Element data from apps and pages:
__________
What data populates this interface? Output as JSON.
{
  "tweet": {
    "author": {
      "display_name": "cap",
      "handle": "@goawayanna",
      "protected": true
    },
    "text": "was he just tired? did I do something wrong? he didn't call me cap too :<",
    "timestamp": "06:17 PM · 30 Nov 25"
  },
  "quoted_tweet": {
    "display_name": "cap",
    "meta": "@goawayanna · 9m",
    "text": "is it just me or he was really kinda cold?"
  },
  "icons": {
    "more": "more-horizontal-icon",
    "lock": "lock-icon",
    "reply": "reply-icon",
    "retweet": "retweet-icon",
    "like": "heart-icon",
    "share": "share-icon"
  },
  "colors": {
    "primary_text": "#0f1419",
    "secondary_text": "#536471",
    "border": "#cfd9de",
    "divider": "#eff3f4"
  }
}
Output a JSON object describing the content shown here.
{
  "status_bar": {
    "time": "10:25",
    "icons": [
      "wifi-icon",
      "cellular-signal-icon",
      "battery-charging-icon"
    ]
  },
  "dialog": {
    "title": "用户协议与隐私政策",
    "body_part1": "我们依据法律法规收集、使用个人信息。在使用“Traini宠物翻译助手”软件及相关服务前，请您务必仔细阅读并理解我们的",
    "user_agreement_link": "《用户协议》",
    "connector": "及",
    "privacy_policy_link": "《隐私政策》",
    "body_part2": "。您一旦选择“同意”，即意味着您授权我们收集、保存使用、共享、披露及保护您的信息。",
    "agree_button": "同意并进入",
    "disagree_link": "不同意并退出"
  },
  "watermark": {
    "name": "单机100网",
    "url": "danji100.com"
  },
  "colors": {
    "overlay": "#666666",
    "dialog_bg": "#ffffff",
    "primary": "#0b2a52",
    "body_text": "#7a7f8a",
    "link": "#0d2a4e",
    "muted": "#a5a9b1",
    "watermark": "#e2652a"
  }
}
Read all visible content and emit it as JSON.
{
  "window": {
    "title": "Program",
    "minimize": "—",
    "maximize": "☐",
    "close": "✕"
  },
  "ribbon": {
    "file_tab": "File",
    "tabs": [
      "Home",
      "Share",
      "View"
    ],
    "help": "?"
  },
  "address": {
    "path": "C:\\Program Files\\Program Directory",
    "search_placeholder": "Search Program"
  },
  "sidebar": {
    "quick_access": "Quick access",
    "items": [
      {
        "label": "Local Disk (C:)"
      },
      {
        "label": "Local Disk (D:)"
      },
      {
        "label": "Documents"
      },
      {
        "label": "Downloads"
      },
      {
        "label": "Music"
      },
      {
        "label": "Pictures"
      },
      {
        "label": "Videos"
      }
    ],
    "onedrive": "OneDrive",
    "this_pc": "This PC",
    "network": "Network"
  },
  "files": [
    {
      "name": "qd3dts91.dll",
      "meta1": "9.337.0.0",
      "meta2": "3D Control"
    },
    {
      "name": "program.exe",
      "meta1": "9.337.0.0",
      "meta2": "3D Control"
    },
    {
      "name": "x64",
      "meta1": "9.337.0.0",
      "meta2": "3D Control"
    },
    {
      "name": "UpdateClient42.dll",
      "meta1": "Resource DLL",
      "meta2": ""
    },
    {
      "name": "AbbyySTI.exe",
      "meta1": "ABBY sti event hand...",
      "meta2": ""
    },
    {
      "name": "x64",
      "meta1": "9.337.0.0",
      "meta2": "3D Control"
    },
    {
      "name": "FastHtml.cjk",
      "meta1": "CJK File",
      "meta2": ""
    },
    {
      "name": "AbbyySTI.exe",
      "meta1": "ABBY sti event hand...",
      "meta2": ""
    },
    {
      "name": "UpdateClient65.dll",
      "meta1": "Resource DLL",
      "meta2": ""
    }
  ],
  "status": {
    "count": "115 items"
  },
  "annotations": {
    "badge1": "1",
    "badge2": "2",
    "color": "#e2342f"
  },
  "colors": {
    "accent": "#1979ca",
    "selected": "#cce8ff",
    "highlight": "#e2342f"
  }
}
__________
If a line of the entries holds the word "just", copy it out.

## WRITTEN REPLY
    "text": "was he just tired? did I do something wrong? he didn't call me cap too :<",
    "text": "is it just me or he was really kinda cold?"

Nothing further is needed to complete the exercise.